• _Extracted information_:
※

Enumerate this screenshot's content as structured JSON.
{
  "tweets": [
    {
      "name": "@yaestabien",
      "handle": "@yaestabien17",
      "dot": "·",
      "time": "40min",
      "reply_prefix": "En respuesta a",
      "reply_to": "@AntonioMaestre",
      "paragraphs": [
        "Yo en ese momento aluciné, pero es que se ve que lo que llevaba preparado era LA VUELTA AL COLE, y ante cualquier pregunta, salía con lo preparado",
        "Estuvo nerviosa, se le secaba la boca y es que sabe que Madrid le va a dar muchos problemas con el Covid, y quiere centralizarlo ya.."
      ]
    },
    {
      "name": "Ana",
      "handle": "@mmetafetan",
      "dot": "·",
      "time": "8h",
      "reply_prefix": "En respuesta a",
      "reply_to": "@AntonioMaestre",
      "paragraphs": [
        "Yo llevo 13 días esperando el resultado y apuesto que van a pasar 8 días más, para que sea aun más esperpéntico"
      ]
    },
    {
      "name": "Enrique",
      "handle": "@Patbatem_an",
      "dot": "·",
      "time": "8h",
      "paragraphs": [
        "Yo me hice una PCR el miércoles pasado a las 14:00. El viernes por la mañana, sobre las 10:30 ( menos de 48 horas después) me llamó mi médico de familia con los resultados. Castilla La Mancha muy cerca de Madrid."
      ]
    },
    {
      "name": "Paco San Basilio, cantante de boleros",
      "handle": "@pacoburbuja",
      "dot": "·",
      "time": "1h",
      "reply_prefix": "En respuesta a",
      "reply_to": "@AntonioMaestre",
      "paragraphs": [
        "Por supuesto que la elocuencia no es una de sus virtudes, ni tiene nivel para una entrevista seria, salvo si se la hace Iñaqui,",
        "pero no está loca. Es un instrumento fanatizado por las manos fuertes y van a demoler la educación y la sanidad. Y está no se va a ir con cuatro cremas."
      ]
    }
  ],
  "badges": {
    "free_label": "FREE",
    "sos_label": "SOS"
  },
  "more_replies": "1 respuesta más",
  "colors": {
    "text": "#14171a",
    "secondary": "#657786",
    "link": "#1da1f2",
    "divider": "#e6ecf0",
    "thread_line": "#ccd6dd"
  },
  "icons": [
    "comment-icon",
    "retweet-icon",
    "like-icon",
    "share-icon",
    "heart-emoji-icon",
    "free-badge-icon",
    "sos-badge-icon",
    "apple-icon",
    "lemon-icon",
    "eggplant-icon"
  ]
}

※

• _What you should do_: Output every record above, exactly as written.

• _Exercise output_:
Enumerate this screenshot's content as structured JSON.
{
  "tweets": [
    {
      "name": "@yaestabien",
      "handle": "@yaestabien17",
      "dot": "·",
      "time": "40min",
      "reply_prefix": "En respuesta a",
      "reply_to": "@AntonioMaestre",
      "paragraphs": [
        "Yo en ese momento aluciné, pero es que se ve que lo que llevaba preparado era LA VUELTA AL COLE, y ante cualquier pregunta, salía con lo preparado",
        "Estuvo nerviosa, se le secaba la boca y es que sabe que Madrid le va a dar muchos problemas con el Covid, y quiere centralizarlo ya.."
      ]
    },
    {
      "name": "Ana",
      "handle": "@mmetafetan",
      "dot": "·",
      "time": "8h",
      "reply_prefix": "En respuesta a",
      "reply_to": "@AntonioMaestre",
      "paragraphs": [
        "Yo llevo 13 días esperando el resultado y apuesto que van a pasar 8 días más, para que sea aun más esperpéntico"
      ]
    },
    {
      "name": "Enrique",
      "handle": "@Patbatem_an",
      "dot": "·",
      "time": "8h",
      "paragraphs": [
        "Yo me hice una PCR el miércoles pasado a las 14:00. El viernes por la mañana, sobre las 10:30 ( menos de 48 horas después) me llamó mi médico de familia con los resultados. Castilla La Mancha muy cerca de Madrid."
      ]
    },
    {
      "name": "Paco San Basilio, cantante de boleros",
      "handle": "@pacoburbuja",
      "dot": "·",
      "time": "1h",
      "reply_prefix": "En respuesta a",
      "reply_to": "@AntonioMaestre",
      "paragraphs": [
        "Por supuesto que la elocuencia no es una de sus virtudes, ni tiene nivel para una entrevista seria, salvo si se la hace Iñaqui,",
        "pero no está loca. Es un instrumento fanatizado por las manos fuertes y van a demoler la educación y la sanidad. Y está no se va a ir con cuatro cremas."
      ]
    }
  ],
  "badges": {
    "free_label": "FREE",
    "sos_label": "SOS"
  },
  "more_replies": "1 respuesta más",
  "colors": {
    "text": "#14171a",
    "secondary": "#657786",
    "link": "#1da1f2",
    "divider": "#e6ecf0",
    "thread_line": "#ccd6dd"
  },
  "icons": [
    "comment-icon",
    "retweet-icon",
    "like-icon",
    "share-icon",
    "heart-emoji-icon",
    "free-badge-icon",
    "sos-badge-icon",
    "apple-icon",
    "lemon-icon",
    "eggplant-icon"
  ]
}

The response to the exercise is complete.